Hemmerle’s Jewels Fresh From The Garden: “Carrot Earrings” comprised of copper, white gold and sapphire

Hemmerle’s Jewels Fresh From The Garden: “Carrot Earrings” comprised of copper, white gold and sapphire

Jewels That Look Good Enough to Eat

New York Times, May 12, 2011

MUNICH — The British television chef and food writer Tamasin Day-Lewis was intrigued last summer when Hemmerle, the famed Munich jeweler, asked her to collaborate on a book of recipes.

The result, “Delicious Jewels,” published this month by Prestel, is an illustrated cookbook centered on 12 vegetables featured in a newly introduced Hemmerle collection.

Including a pair of carrot earrings blazing with orange sapphires and 11 brooches — among them a radish studded with bright red spinels, a copper artichoke with a heart of purple sapphires, and a cauliflower smothered in cream-colored diamonds — the jewelry pieces are distinguished by a startling, mimetic realism.

The similarities, of course, go only so far: Hemmerle’s jewels start at €28,000, or $40,000, more than even the rarest dishes from chefs.

Still, “there’s a common denominator between fine jewelry and fine food — you can’t cheat,” said Anders Modig, editor in chief of Plaza Watch, a luxury watch and jewelry magazine published in Stockholm. “You have to have good produce to make good food, and the same thing applies to good jewelry.”

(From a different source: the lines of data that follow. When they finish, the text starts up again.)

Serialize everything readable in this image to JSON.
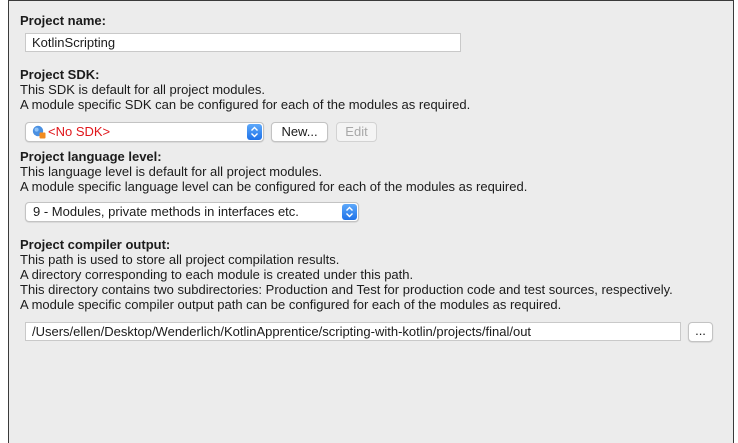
{
  "project_name": {
    "label": "Project name:",
    "value": "KotlinScripting"
  },
  "project_sdk": {
    "label": "Project SDK:",
    "desc_lines": [
      "This SDK is default for all project modules.",
      "A module specific SDK can be configured for each of the modules as required."
    ],
    "selected": "<No SDK>",
    "new_button": "New...",
    "edit_button": "Edit",
    "selected_color": "#e0161b"
  },
  "language_level": {
    "label": "Project language level:",
    "desc_lines": [
      "This language level is default for all project modules.",
      "A module specific language level can be configured for each of the modules as required."
    ],
    "selected": "9 - Modules, private methods in interfaces etc."
  },
  "compiler_output": {
    "label": "Project compiler output:",
    "desc_lines": [
      "This path is used to store all project compilation results.",
      "A directory corresponding to each module is created under this path.",
      "This directory contains two subdirectories: Production and Test for production code and test sources, respectively.",
      "A module specific compiler output path can be configured for each of the modules as required."
    ],
    "path": "/Users/ellen/Desktop/Wenderlich/KotlinApprentice/scripting-with-kotlin/projects/final/out",
    "browse_button": "..."
  },
  "icons": {
    "sdk": "sdk-icon",
    "dropdown": "dropdown-arrows-icon"
  },
  "colors": {
    "accent": "#2a7cf0",
    "panel": "#ececec"
  }
}
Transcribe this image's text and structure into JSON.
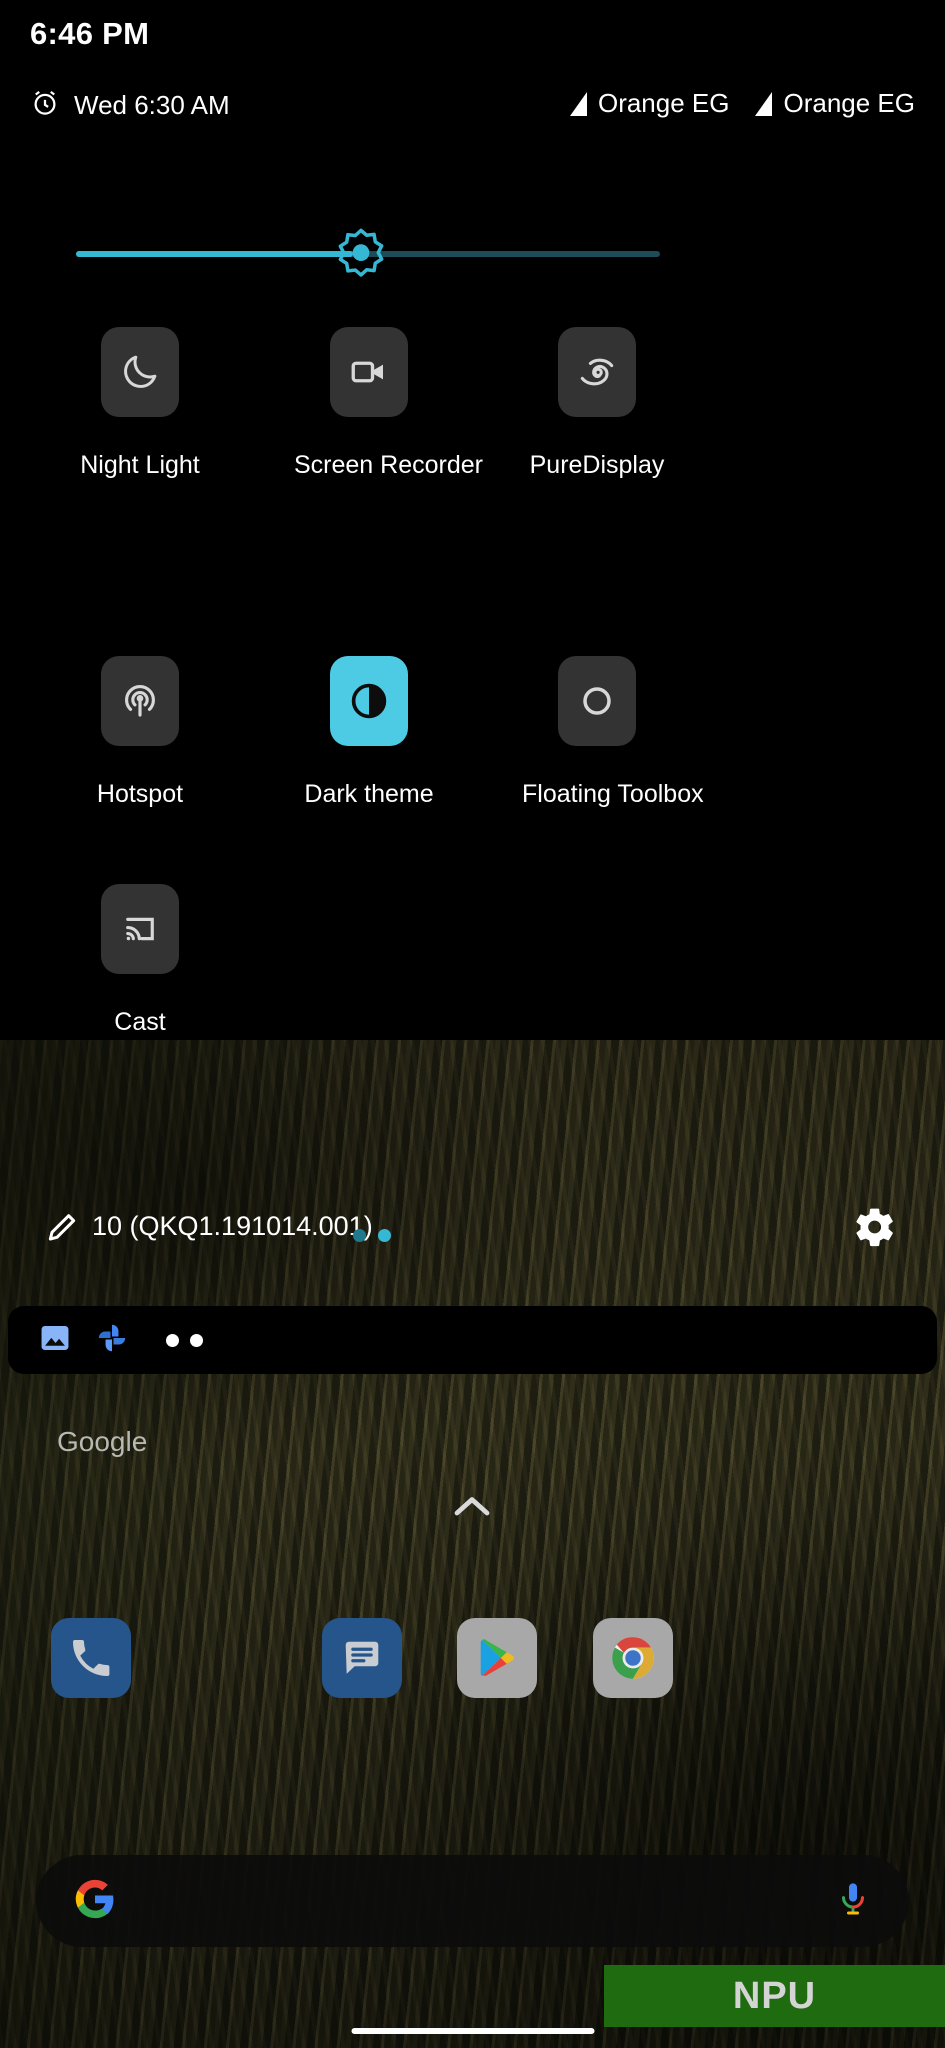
{
  "status_bar": {
    "clock": "6:46 PM"
  },
  "qs_header": {
    "alarm_icon": "alarm-clock-icon",
    "alarm_text": "Wed 6:30 AM",
    "carriers": [
      {
        "icon": "signal-triangle-icon",
        "label": "Orange EG"
      },
      {
        "icon": "signal-triangle-icon",
        "label": "Orange EG"
      }
    ]
  },
  "brightness": {
    "icon": "brightness-sun-icon",
    "value_percent": 47,
    "track_color": "#1d4b57",
    "fill_color": "#35b8d4"
  },
  "tiles": [
    {
      "label": "Night Light",
      "icon": "moon-icon",
      "active": false
    },
    {
      "label": "Screen Recorder",
      "icon": "video-camera-icon",
      "active": false
    },
    {
      "label": "PureDisplay",
      "icon": "puredisplay-eye-icon",
      "active": false
    },
    {
      "label": "Hotspot",
      "icon": "hotspot-broadcast-icon",
      "active": false
    },
    {
      "label": "Dark theme",
      "icon": "contrast-circle-icon",
      "active": true
    },
    {
      "label": "Floating Toolbox",
      "icon": "circle-outline-icon",
      "active": false
    },
    {
      "label": "Cast",
      "icon": "cast-screen-icon",
      "active": false
    }
  ],
  "qs_footer": {
    "edit_icon": "pencil-edit-icon",
    "build_text": "10 (QKQ1.191014.001)",
    "page_dots": [
      {
        "state": "inactive",
        "color": "#20798c"
      },
      {
        "state": "active",
        "color": "#35b8d4"
      }
    ],
    "settings_icon": "gear-icon"
  },
  "notification_strip": {
    "icons": [
      {
        "name": "photo-image-icon",
        "color": "#8ab4f8"
      },
      {
        "name": "google-photos-icon",
        "color": "#4285f4"
      }
    ],
    "overflow_dots": 2
  },
  "home_screen": {
    "widget_label": "Google",
    "page_chevron_icon": "chevron-up-icon",
    "dock_apps": [
      {
        "name": "Phone",
        "icon": "phone-handset-icon",
        "bg": "#26558c"
      },
      {
        "name": "Messages",
        "icon": "messages-bubble-icon",
        "bg": "#26558c"
      },
      {
        "name": "Play Store",
        "icon": "play-store-icon",
        "bg": "#a8a8a8"
      },
      {
        "name": "Chrome",
        "icon": "chrome-icon",
        "bg": "#a8a8a8"
      }
    ],
    "search_bar": {
      "left_icon": "google-g-icon",
      "right_icon": "microphone-icon",
      "placeholder": ""
    }
  },
  "watermark": {
    "text": "NPU",
    "background": "#1f6b10"
  },
  "accent_colors": {
    "cyan": "#4ecbe4",
    "slider": "#35b8d4",
    "tile_bg": "#333333",
    "panel_bg": "#000000"
  }
}
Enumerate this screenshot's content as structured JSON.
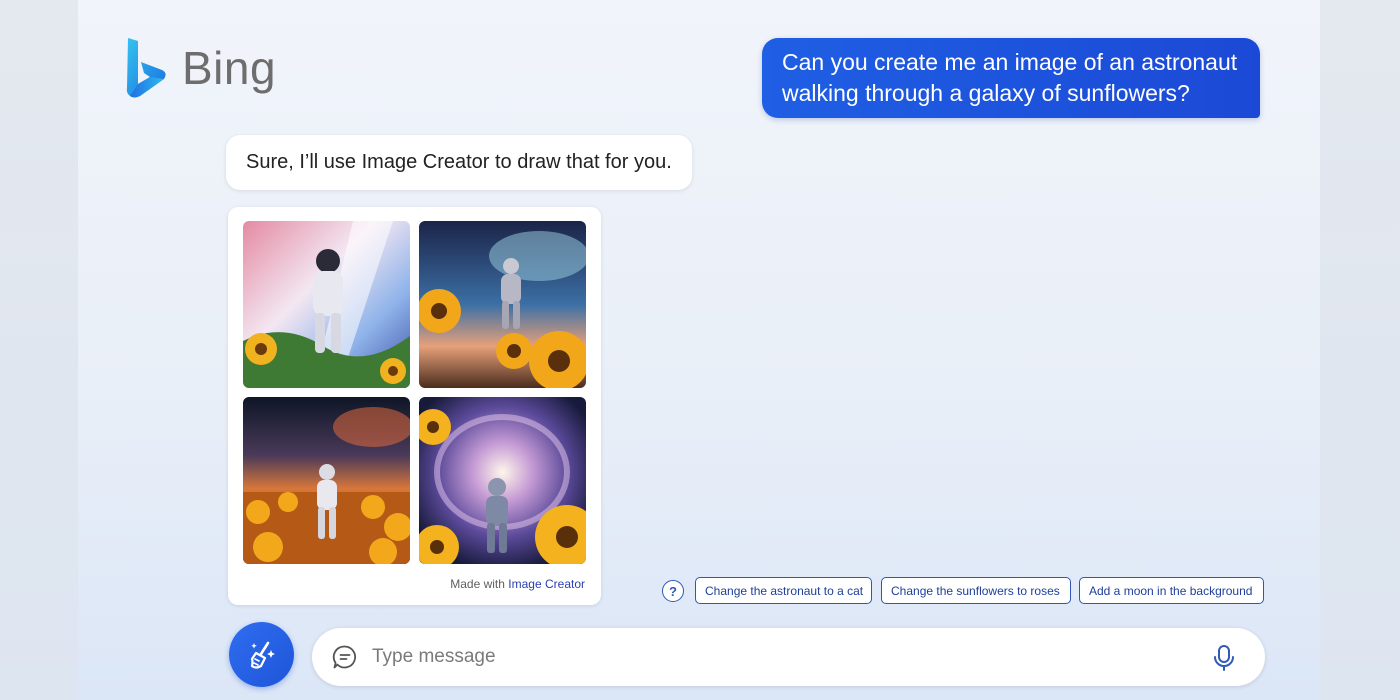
{
  "brand": {
    "name": "Bing"
  },
  "user_message": {
    "text": "Can you create me an image of an astronaut walking through a galaxy of sunflowers?"
  },
  "bot_message": {
    "text": "Sure, I’ll use Image Creator to draw that for you."
  },
  "image_card": {
    "thumbnails": [
      "astronaut-image-1",
      "astronaut-image-2",
      "astronaut-image-3",
      "astronaut-image-4"
    ],
    "made_with_prefix": "Made with",
    "made_with_link": "Image Creator"
  },
  "suggestions": {
    "help_glyph": "?",
    "chips": [
      "Change the astronaut to a cat",
      "Change the sunflowers to roses",
      "Add a moon in the background"
    ]
  },
  "input": {
    "placeholder": "Type message"
  },
  "icons": {
    "logo": "bing-logo-icon",
    "new_topic": "broom-sparkle-icon",
    "chat": "chat-bubble-icon",
    "mic": "microphone-icon"
  },
  "colors": {
    "accent": "#1f5fe4",
    "chip_border": "#2f58b6",
    "logo_text": "#6d6d6d"
  }
}
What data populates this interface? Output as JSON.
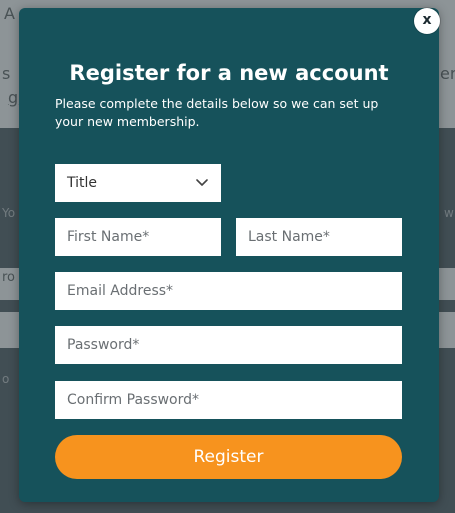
{
  "background": {
    "fragments": [
      "A",
      "s",
      "g",
      "Yo",
      "ro",
      "o",
      "er",
      "w"
    ]
  },
  "modal": {
    "close_label": "x",
    "title": "Register for a new account",
    "intro": "Please complete the details below so we can set up your new membership.",
    "title_select": {
      "selected": "Title"
    },
    "fields": {
      "first_name_placeholder": "First Name*",
      "last_name_placeholder": "Last Name*",
      "email_placeholder": "Email Address*",
      "password_placeholder": "Password*",
      "confirm_password_placeholder": "Confirm Password*"
    },
    "register_label": "Register"
  },
  "colors": {
    "modal_bg": "#16525b",
    "button_bg": "#f7931e",
    "field_bg": "#ffffff"
  },
  "icons": {
    "close": "close-icon",
    "select": "chevron-down-icon"
  }
}
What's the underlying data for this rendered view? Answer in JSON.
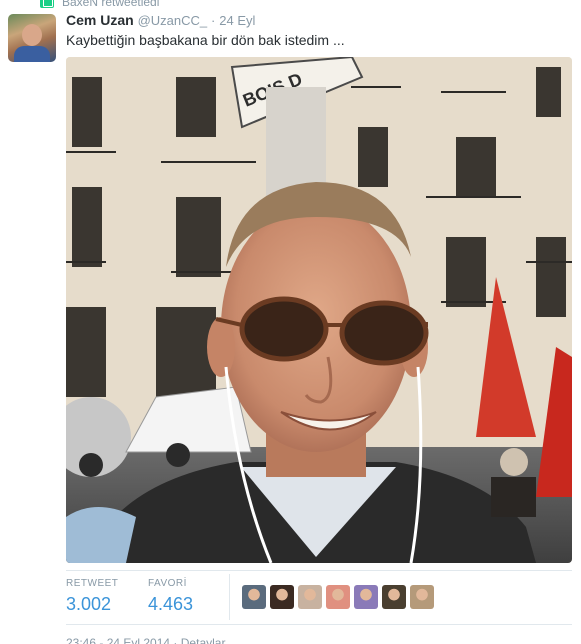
{
  "retweet": {
    "text": "BaxeN retweetledi",
    "icon": "retweet-icon"
  },
  "author": {
    "name": "Cem Uzan",
    "handle": "@UzanCC_",
    "separator": "·",
    "time": "24 Eyl"
  },
  "tweet": {
    "text": "Kaybettiğin başbakana bir dön bak istedim ..."
  },
  "photo": {
    "sign_text": "BOIS D"
  },
  "stats": {
    "retweet_label": "RETWEET",
    "retweet_count": "3.002",
    "favorite_label": "FAVORİ",
    "favorite_count": "4.463"
  },
  "favoriters": [
    {
      "color": "#5a6b7d"
    },
    {
      "color": "#3b2a22"
    },
    {
      "color": "#c8b2a0"
    },
    {
      "color": "#e09080"
    },
    {
      "color": "#8a7ab8"
    },
    {
      "color": "#4a3f30"
    },
    {
      "color": "#b59a7a"
    }
  ],
  "footer": {
    "timestamp": "23:46 - 24 Eyl 2014",
    "separator": "·",
    "details_link": "Detaylar"
  },
  "colors": {
    "accent": "#3b94d9",
    "muted": "#8899a6",
    "retweet_green": "#19cf86"
  }
}
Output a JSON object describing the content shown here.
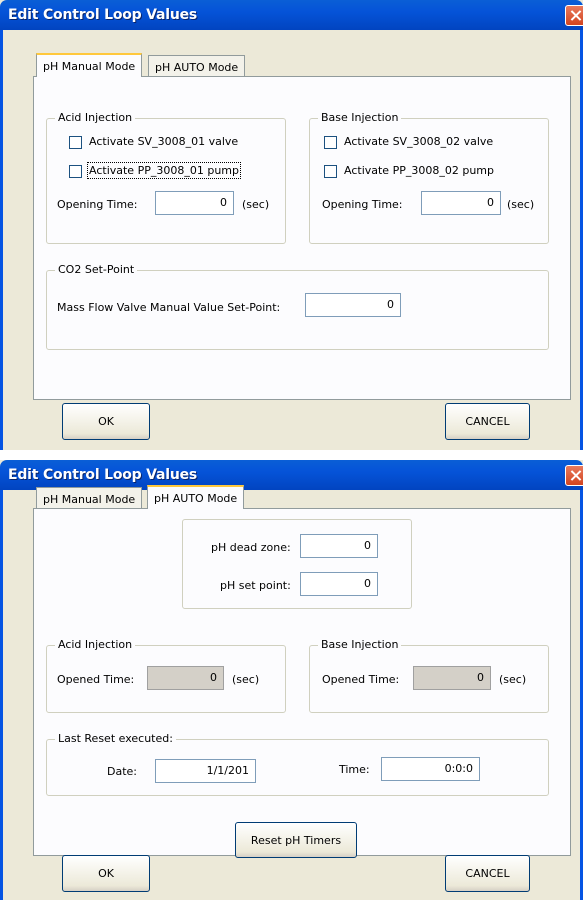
{
  "dialog1": {
    "title": "Edit Control Loop Values",
    "tabs": [
      "pH Manual Mode",
      "pH AUTO Mode"
    ],
    "acid": {
      "legend": "Acid Injection",
      "chk_valve": "Activate SV_3008_01 valve",
      "chk_pump": "Activate PP_3008_01 pump",
      "opening_label": "Opening Time:",
      "opening_value": "0",
      "unit": "(sec)"
    },
    "base": {
      "legend": "Base Injection",
      "chk_valve": "Activate SV_3008_02 valve",
      "chk_pump": "Activate PP_3008_02 pump",
      "opening_label": "Opening Time:",
      "opening_value": "0",
      "unit": "(sec)"
    },
    "co2": {
      "legend": "CO2 Set-Point",
      "label": "Mass Flow Valve Manual Value Set-Point:",
      "value": "0"
    },
    "ok": "OK",
    "cancel": "CANCEL"
  },
  "dialog2": {
    "title": "Edit Control Loop Values",
    "tabs": [
      "pH Manual Mode",
      "pH AUTO Mode"
    ],
    "dead_zone_label": "pH dead zone:",
    "dead_zone_value": "0",
    "set_point_label": "pH set point:",
    "set_point_value": "0",
    "acid": {
      "legend": "Acid Injection",
      "label": "Opened Time:",
      "value": "0",
      "unit": "(sec)"
    },
    "base": {
      "legend": "Base Injection",
      "label": "Opened Time:",
      "value": "0",
      "unit": "(sec)"
    },
    "reset": {
      "legend": "Last Reset executed:",
      "date_label": "Date:",
      "date_value": "1/1/201",
      "time_label": "Time:",
      "time_value": "0:0:0",
      "button": "Reset pH Timers"
    },
    "ok": "OK",
    "cancel": "CANCEL"
  }
}
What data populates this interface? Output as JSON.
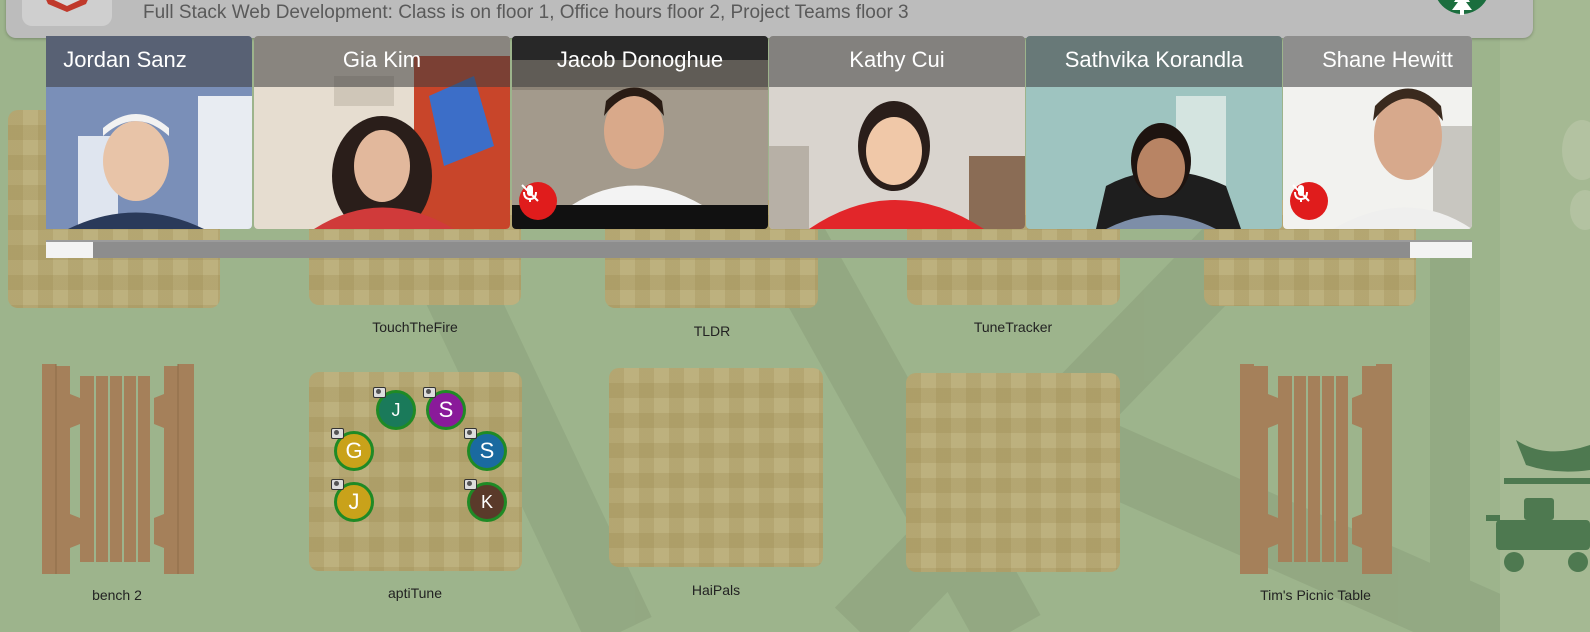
{
  "banner": {
    "title": "Full Stack Web Development: Class is on floor 1, Office hours floor 2, Project Teams floor 3"
  },
  "video_tiles": [
    {
      "name": "Jordan Sanz",
      "muted": false
    },
    {
      "name": "Gia Kim",
      "muted": false
    },
    {
      "name": "Jacob Donoghue",
      "muted": true
    },
    {
      "name": "Kathy Cui",
      "muted": false
    },
    {
      "name": "Sathvika Korandla",
      "muted": false
    },
    {
      "name": "Shane Hewitt",
      "muted": true
    }
  ],
  "tables": {
    "touchthefire": "TouchTheFire",
    "tldr": "TLDR",
    "tunetracker": "TuneTracker",
    "bench2": "bench 2",
    "aptitune": "aptiTune",
    "haipals": "HaiPals",
    "tims_picnic": "Tim's Picnic Table"
  },
  "avatars": [
    {
      "initial": "J",
      "color": "#1a7a5a"
    },
    {
      "initial": "S",
      "color": "#8a1a9a"
    },
    {
      "initial": "G",
      "color": "#c9a21a"
    },
    {
      "initial": "S",
      "color": "#1a6aa0"
    },
    {
      "initial": "J",
      "color": "#c9a21a"
    },
    {
      "initial": "K",
      "color": "#5a3a2a"
    }
  ],
  "colors": {
    "grass": "#9db48c",
    "table": "#bdb17e",
    "bench": "#a5805a",
    "mute": "#e01c1c",
    "avatar_ring": "#1f8a25"
  },
  "icons": [
    "logo-icon",
    "tree-icon",
    "camera-icon",
    "mic-off-icon",
    "picnic-cart-icon"
  ]
}
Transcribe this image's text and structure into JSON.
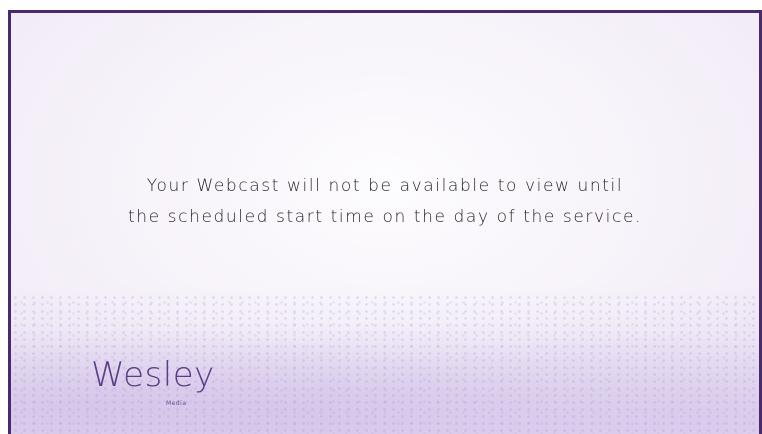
{
  "message": {
    "line1": "Your Webcast will not be available to view until",
    "line2": "the scheduled start time on the day of the service."
  },
  "logo": {
    "word": "Wesley",
    "subtext": "Media"
  },
  "colors": {
    "border": "#4a2a6e",
    "logo": "#5a3d86",
    "text": "#2a2530"
  }
}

“Of course, you can’t forget indulgence,” he added.

Mr. Modig, himself a former chef, has given that side of the matter some attention. In March 2009, he published a Bacchanalian still life shoot by the photographer Tomas Monka. Titled “La Grande Bouffe,” the photos depict a food-and wine-stained banquet table strewn with plates of half-eaten lobster and roast chicken. Amid the carnage lies a selection of delicate pearl jewels and diamond-encrusted watches costing more than $100,000. In one vignette, a young woman clad in fishnet stockings, red snakeskin heels and a stack of Hermés bangles reclines on a plate of chocolate cake, surrounded by a scattering of cherries and raspberries.

The idea that epicures, master jewelers and watchmakers are kindred spirits similarly inspired Chopard, the Geneva watchmaker and jeweler, to invite seven top chefs in seven countries — including Eric Fréchon from the Hôtel Bristol in Paris; Philippe Rochat from Restaurant de l’Hôtel de Ville in Crissier, Switzerland; and Carlo Cracco from Ristorante Cracco in Milan — to create a cookbook around the brand’s Imperiale collection of ladies’ watches, introduced at the Baselworld luxury fair in March.

“We had the idea to link high cuisine and high watchmaking because it’s all about precision, passion and timing,” said Caroline Gruosi-Scheufele, co-president of Chopard. “Even if the food is consumed in a second and the watches last for years, the passion is the same.”

In the case of Christian and Stephen Hemmerle, the idea of a jewelry collection looking good enough to eat began three years ago, after they read a magazine article about salads while on a flight. “When we got home, we sat down in the workshop to see if we could realize the vegetables in naturalistic gemstones,” Christian Hemmerle said.

As the cookbook was being photographed in October, an incident showed how well they had succeeded.

The Hemmerle team, looking to juxtapose the precious collection with the earthy tableau of an English vegetable garden, shot several pieces amid the cabbage, kale and sprouting broccoli of Ms. Day-Lewis’s backyard. The next morning, the chef received a panicked call from a Hemmerle representative: the chard brooch had gone missing.

“I went out in the pouring rain in gum boots and dressing gown and umbrella and tramped around searching through the muddy earth, in the cabbages, under the cabbages, looking for the proverbial needle in the haystack to shine out and glitter at me,” Ms. Day-Lewis wrote in an e-mail. “Had it been buried under the downpour and mud?”

Fortunately Ms. Day-Lewis eventually found the brooch and returned it to Hemmerle before it was eaten by an unsuspecting rabbit. But the fact that it had blended so easily into the background vegetation was a backhanded compliment to the jewelers’ skills.

“It’s a logical link but it’s not obvious, which is why I like it,” said Milton Pedraza, chief executive of the Luxury Institute in New York, of the jewelry-chef partnerships. In each case, “you start with raw materials and you create something that is, to some degree, art.”